The 8721 PLA, or programmable logic array, was one of the chips that had to be invented to make the Commodore 128, the last of the 8-bit computers that formed the leading edge of the early PC revolution, a reality. [Johan Grip] got a hold of one of these chips and decided to reverse engineer it, to see what the C-128 designers had in mind back in mid-1980s.
PLAs were the FPGAs of the day, with arrays of AND gates and OR gates that could be connected into complex logic circuits. [Johan]’s investigation started with liberating the 8721 die from its package, for which he used the quick and easy method favored by [CuriousMarc]. The next step was tooling up, as the microscope he was using proved insufficient to the task. Even with a better microscope in hand, [Johan] still found the need to tweak it, adding one of the new high-quality Raspberry Pi cameras and motorizing the stage with some stepper motors and a CNC controller board.
With optics sorted out, he was able to identify all the pads on the die and to find the main gate array areas. Zooming in a little further, he was able to see the connections between the matrices of the AND and OR gates, which makes decoding the logic a relative snap, although the presence of what appears to be an output block with latching functions confounds this somewhat.

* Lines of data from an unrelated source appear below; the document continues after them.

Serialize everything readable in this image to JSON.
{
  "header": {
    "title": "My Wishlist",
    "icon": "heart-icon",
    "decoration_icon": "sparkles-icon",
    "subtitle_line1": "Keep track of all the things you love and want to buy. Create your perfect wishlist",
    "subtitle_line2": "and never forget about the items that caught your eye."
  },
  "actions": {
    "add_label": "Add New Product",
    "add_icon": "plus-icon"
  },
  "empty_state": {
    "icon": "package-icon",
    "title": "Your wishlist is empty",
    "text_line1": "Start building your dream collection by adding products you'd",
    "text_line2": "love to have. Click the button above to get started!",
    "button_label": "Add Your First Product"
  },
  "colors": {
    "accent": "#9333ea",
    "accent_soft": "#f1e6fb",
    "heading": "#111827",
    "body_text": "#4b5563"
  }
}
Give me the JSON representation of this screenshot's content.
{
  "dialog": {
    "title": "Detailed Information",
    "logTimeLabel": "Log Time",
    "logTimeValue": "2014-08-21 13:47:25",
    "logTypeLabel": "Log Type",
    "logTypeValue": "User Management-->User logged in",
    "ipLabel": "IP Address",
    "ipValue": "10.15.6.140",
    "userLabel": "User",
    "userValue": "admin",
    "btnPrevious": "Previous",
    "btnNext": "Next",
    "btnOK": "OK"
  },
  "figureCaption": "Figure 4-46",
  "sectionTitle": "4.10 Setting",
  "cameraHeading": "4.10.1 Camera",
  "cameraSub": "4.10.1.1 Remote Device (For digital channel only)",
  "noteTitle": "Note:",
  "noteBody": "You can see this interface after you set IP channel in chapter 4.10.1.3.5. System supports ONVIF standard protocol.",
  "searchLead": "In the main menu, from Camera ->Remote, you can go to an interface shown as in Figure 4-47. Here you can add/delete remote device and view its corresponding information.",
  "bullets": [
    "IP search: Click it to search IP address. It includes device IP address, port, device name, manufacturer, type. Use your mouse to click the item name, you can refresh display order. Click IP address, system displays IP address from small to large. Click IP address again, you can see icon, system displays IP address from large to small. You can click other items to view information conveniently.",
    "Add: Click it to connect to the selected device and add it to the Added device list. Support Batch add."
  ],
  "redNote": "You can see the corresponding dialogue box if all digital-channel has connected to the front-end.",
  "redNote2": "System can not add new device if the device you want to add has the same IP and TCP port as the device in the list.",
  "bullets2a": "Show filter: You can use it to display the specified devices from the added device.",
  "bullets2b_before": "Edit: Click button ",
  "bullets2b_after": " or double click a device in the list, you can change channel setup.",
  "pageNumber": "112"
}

The end result is a full Verilog HDL file that reflects the original 8721 logic, which we think is a pretty neat trick. And we’d love it if our own [Bil Herd] could chime in on this; after all, he literally designed the C-128.
I loved my science courses when I was in Junior High School; we leaned to make batteries, how molecules combine to form the world we see around us, and basically I got a picture of where we stood in the scheme of things, though Quarks had yet to be discovered at the time.

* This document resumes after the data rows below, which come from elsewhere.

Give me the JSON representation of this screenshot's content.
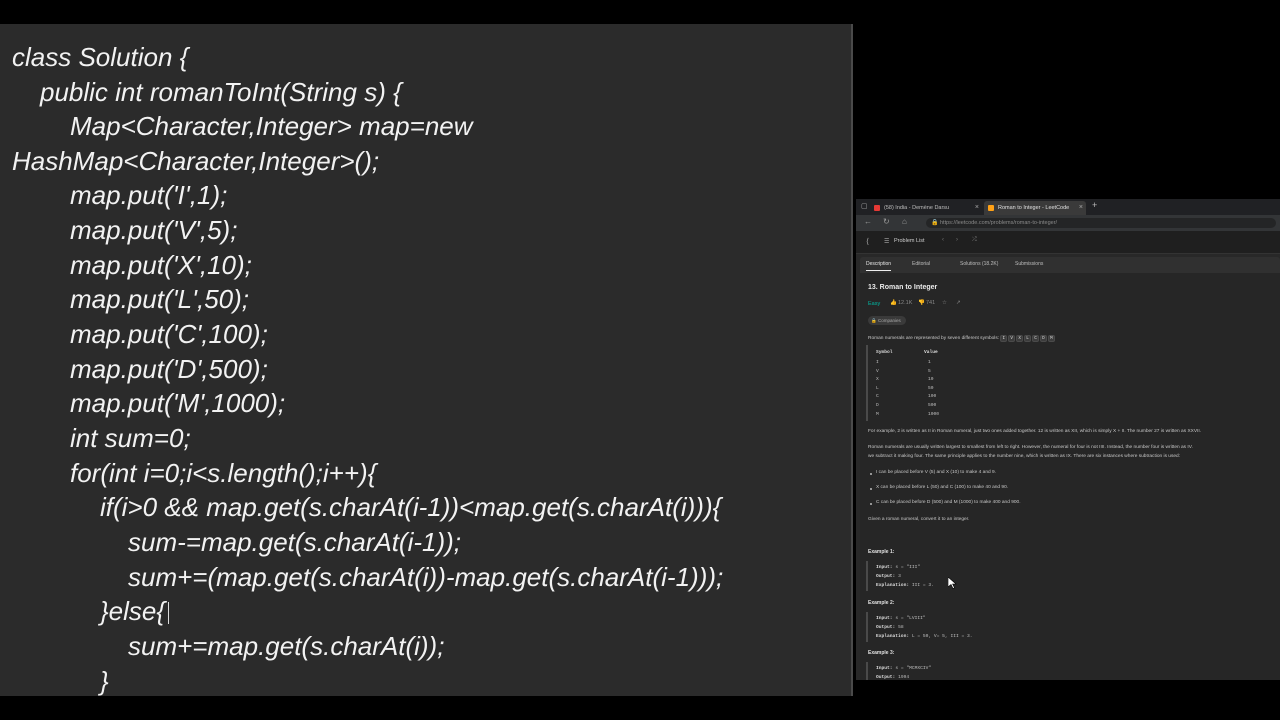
{
  "code": {
    "lines": [
      "class Solution {",
      "public int romanToInt(String s) {",
      "Map<Character,Integer> map=new",
      "HashMap<Character,Integer>();",
      "map.put('I',1);",
      "map.put('V',5);",
      "map.put('X',10);",
      "map.put('L',50);",
      "map.put('C',100);",
      "map.put('D',500);",
      "map.put('M',1000);",
      "int sum=0;",
      "for(int i=0;i<s.length();i++){",
      "if(i>0 && map.get(s.charAt(i-1))<map.get(s.charAt(i))){",
      "sum-=map.get(s.charAt(i-1));",
      "sum+=(map.get(s.charAt(i))-map.get(s.charAt(i-1)));",
      "}else{",
      "sum+=map.get(s.charAt(i));",
      "}"
    ]
  },
  "browser": {
    "tabs": [
      {
        "label": "(58) India - Demène Darsu",
        "icon_color": "#e53935"
      },
      {
        "label": "Roman to Integer - LeetCode",
        "icon_color": "#ffa116"
      }
    ],
    "url": "https://leetcode.com/problems/roman-to-integer/",
    "problem_list": "Problem List",
    "desc_tabs": [
      "Description",
      "Editorial",
      "Solutions (18.2K)",
      "Submissions"
    ],
    "problem": {
      "title": "13. Roman to Integer",
      "difficulty": "Easy",
      "likes": "12.1K",
      "dislikes": "741",
      "company_tag": "Companies",
      "intro": "Roman numerals are represented by seven different symbols:",
      "intro_symbols": [
        "I",
        "V",
        "X",
        "L",
        "C",
        "D",
        "M"
      ],
      "table_header": [
        "Symbol",
        "Value"
      ],
      "table_rows": [
        [
          "I",
          "1"
        ],
        [
          "V",
          "5"
        ],
        [
          "X",
          "10"
        ],
        [
          "L",
          "50"
        ],
        [
          "C",
          "100"
        ],
        [
          "D",
          "500"
        ],
        [
          "M",
          "1000"
        ]
      ],
      "para2": "For example, 2 is written as II in Roman numeral, just two ones added together. 12 is written as XII, which is simply X + II. The number 27 is written as XXVII.",
      "para3a": "Roman numerals are usually written largest to smallest from left to right. However, the numeral for four is not IIII. Instead, the number four is written as IV.",
      "para3b": "we subtract it making four. The same principle applies to the number nine, which is written as IX. There are six instances where subtraction is used:",
      "bullets": [
        "I can be placed before V (5) and X (10) to make 4 and 9.",
        "X can be placed before L (50) and C (100) to make 40 and 90.",
        "C can be placed before D (500) and M (1000) to make 400 and 900."
      ],
      "para4": "Given a roman numeral, convert it to an integer.",
      "examples": [
        {
          "title": "Example 1:",
          "input": "s = \"III\"",
          "output": "3",
          "explanation": "III = 3."
        },
        {
          "title": "Example 2:",
          "input": "s = \"LVIII\"",
          "output": "58",
          "explanation": "L = 50, V= 5, III = 3."
        },
        {
          "title": "Example 3:",
          "input": "s = \"MCMXCIV\"",
          "output": "1994"
        }
      ],
      "labels": {
        "input": "Input:",
        "output": "Output:",
        "explanation": "Explanation:"
      }
    }
  }
}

In talking with my son I found out that there wasn’t much budget for Science learning materials in his school system like we had back in my day, he had done very little practical hands-on experiments that I remember so fondly. One of those experiments was to look and draw the stages of mitosis as seen under a Microscope. This was amazing to me back in the day, and cemented the wonder of seeing cell division into my memory to this day, much like when I saw the shadow of one of Jupiter’s moons with my own eyes!
Now I have to stop and tell you that I am not normal, or at least was not considered to be a typical young’un growing up near a river in rural Indiana in the 60’s. I had my own microscope; it quite simply was my pride and joy. I had gotten it while I was in the first or second grade as a present and I loved the thing. It was just horrible to use in its later years as lens displaced, the focus rack became looser if that was possible, and dirt accumulated on the internal lens; and yet I loved it and still have it to this day! As I write this, I realize that it’s the oldest thing that I own. (that and the book that came with it).

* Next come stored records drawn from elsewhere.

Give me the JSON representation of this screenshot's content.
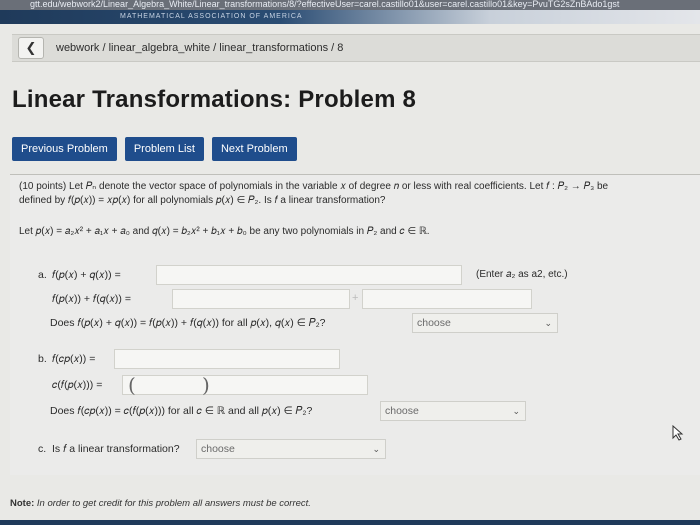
{
  "browser": {
    "url": "gtt.edu/webwork2/Linear_Algebra_White/Linear_transformations/8/?effectiveUser=carel.castillo01&user=carel.castillo01&key=PvuTG2sZnBAdo1gst"
  },
  "header": {
    "banner_text": "MATHEMATICAL ASSOCIATION OF AMERICA",
    "breadcrumb": "webwork / linear_algebra_white / linear_transformations / 8",
    "title": "Linear Transformations: Problem 8"
  },
  "nav": {
    "previous": "Previous Problem",
    "list": "Problem List",
    "next": "Next Problem"
  },
  "problem": {
    "line1": "(10 points) Let 𝑃ₙ denote the vector space of polynomials in the variable 𝑥 of degree 𝑛 or less with real coefficients. Let 𝑓 : 𝑃₂ → 𝑃₃ be",
    "line2": "defined by 𝑓(𝑝(𝑥)) = 𝑥𝑝(𝑥) for all polynomials 𝑝(𝑥) ∈ 𝑃₂. Is 𝑓 a linear transformation?",
    "line3": "Let 𝑝(𝑥) = 𝑎₂𝑥² + 𝑎₁𝑥 + 𝑎₀ and 𝑞(𝑥) = 𝑏₂𝑥² + 𝑏₁𝑥 + 𝑏₀ be any two polynomials in 𝑃₂ and 𝑐 ∈ ℝ.",
    "part_a": {
      "label": "a.",
      "row1": "𝑓(𝑝(𝑥) + 𝑞(𝑥)) =",
      "hint": "(Enter 𝑎₂ as a2, etc.)",
      "row2": "𝑓(𝑝(𝑥)) + 𝑓(𝑞(𝑥)) =",
      "plus": "+",
      "question": "Does 𝑓(𝑝(𝑥) + 𝑞(𝑥)) = 𝑓(𝑝(𝑥)) + 𝑓(𝑞(𝑥)) for all 𝑝(𝑥), 𝑞(𝑥) ∈ 𝑃₂?",
      "select": "choose"
    },
    "part_b": {
      "label": "b.",
      "row1": "𝑓(𝑐𝑝(𝑥)) =",
      "row2": "𝑐(𝑓(𝑝(𝑥))) =",
      "open_paren": "(",
      "close_paren": ")",
      "question": "Does 𝑓(𝑐𝑝(𝑥)) = 𝑐(𝑓(𝑝(𝑥))) for all 𝑐 ∈ ℝ and all 𝑝(𝑥) ∈ 𝑃₂?",
      "select": "choose"
    },
    "part_c": {
      "label": "c.",
      "question": "Is 𝑓 a linear transformation?",
      "select": "choose"
    },
    "note_label": "Note:",
    "note_text": "In order to get credit for this problem all answers must be correct."
  }
}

Chuck Peddle, the patriarch of the 6502 microprocessor, died recently. Most people don’t know the effect that he and his team of engineers had on their lives. We often take the world of microprocessor for granted as a commonplace component in computation device, yet there was a time when there were just processors, and they were the size of whole printed circuit boards.
Chuck had the wild idea while working at Motorola that they could shrink the expensive processor board down to an integrated circuit, a chip, and that it would cost much less, tens of dollars instead of ten thousand plus. To hear Chuck talk about it, he got a cease-and-desist letter from the part of Motorola that made their living selling $14,000 processor boards and to knock off all of the noise about a $25 alternative.
In Chuck’s mind this was permission to take his idea, and the engineering team, elsewhere. Chuck and his team started MOS Technologies in the 1970’s in Norristown PA, and re-purposed their work on the Motorola 6800 to become the MOS 6502. Lawsuits followed.